I think "rhew" means "ice" in the north but "frost" in the south.
So asking whether you want "rhew" in your drink might get you funny looks depending on where you are.
(Though asking for "rhyw" with your drink will always get you funny looks.)
Could be worse- I think I could be asking for a hen in my drink more than once.
I missed that bit, although I think you might end up with a cocktail! I can see it now: "mind how you go, it's a bit sex out at the moment". Reminds me of one heart stopping moment at school after having written and submitted an essay in German wherein I said my work experience boss was "horrible" and then found out that two letters swapped meant "fertile". It was a long wait to get that essay back.
Am I right in presuming this is "ice" as in "ice cube" or "iceberg" but it doesn't refer to "ice cream"?
The usual two words for 'ice' are rhew and iâ. In some contexts one is preferred over the other, in others either can be used. For example:
- hufen iâ - ice-cream
- Gwlad yr Iâ - Iceland
- rhewlif - a glacier
- ciwb rhew/iâ - an ice cube

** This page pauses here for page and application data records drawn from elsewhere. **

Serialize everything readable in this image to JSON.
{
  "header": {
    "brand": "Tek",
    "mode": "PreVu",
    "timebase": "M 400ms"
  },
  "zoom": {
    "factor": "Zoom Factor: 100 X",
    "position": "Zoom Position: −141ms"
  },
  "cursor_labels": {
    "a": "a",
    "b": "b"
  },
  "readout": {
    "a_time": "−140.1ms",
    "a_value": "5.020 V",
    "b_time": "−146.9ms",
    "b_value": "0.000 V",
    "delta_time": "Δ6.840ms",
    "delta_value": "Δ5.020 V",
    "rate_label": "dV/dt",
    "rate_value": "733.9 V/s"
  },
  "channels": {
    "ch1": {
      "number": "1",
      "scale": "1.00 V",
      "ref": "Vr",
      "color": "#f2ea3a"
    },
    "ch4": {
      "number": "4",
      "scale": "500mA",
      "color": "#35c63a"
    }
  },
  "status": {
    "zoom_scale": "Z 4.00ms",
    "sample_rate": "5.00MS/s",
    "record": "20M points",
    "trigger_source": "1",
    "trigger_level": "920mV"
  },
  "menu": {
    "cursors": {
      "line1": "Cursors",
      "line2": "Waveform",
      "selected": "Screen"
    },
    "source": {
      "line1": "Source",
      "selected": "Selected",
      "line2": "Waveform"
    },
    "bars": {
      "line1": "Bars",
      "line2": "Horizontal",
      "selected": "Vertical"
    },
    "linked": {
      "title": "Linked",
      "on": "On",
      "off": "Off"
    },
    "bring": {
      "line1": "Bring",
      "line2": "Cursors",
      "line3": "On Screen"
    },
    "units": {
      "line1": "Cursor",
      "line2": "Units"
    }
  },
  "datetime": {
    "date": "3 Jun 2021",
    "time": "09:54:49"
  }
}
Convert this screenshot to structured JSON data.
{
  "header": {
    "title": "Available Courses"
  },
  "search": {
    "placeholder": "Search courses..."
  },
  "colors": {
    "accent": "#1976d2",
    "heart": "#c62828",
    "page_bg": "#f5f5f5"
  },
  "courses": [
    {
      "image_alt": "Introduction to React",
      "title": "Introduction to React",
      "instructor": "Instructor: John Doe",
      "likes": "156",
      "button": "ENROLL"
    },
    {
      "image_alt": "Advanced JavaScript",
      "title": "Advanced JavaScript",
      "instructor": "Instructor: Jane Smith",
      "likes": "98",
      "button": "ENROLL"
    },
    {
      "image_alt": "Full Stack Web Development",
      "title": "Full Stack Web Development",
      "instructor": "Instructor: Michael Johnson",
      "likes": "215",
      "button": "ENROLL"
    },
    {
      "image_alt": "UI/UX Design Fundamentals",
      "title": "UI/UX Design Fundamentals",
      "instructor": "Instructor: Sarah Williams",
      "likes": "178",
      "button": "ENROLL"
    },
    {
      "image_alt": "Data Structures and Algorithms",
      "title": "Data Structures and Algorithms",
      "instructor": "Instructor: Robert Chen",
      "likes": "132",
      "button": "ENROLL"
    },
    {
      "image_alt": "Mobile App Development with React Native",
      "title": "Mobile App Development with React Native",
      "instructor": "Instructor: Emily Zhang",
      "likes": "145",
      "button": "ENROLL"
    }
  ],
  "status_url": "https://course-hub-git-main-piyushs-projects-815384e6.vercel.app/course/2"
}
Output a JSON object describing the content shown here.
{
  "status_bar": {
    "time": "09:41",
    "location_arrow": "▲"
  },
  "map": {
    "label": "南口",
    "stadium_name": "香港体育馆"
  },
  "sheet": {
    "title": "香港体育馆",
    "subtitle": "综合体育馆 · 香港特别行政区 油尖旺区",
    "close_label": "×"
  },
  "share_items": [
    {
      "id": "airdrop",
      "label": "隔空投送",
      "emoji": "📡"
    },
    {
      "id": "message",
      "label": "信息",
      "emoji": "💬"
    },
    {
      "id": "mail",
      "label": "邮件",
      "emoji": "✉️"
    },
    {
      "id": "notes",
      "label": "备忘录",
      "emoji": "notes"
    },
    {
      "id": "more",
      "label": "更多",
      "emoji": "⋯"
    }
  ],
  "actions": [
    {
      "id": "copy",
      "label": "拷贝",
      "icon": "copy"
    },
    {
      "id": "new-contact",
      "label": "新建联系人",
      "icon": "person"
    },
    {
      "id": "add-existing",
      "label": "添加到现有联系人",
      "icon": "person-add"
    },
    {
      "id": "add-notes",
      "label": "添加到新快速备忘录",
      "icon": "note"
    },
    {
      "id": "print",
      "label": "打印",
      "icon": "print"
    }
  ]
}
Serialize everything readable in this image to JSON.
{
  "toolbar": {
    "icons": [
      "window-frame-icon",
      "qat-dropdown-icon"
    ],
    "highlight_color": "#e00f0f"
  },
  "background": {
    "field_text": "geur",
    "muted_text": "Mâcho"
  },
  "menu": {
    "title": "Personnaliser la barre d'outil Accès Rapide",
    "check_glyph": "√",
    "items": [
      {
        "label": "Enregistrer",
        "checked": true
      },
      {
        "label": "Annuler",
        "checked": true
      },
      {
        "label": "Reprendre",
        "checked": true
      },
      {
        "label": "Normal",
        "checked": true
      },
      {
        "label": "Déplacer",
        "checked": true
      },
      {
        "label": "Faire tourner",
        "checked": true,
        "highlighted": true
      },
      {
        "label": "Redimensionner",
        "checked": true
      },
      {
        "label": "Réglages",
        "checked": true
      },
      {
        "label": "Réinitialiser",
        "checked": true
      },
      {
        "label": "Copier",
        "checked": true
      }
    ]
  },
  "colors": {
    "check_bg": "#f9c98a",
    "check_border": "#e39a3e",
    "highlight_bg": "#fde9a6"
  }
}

- rhewfryn - an iceberg
- mynydd rhew/iâ - an iceberg
- rhewgell - a freezer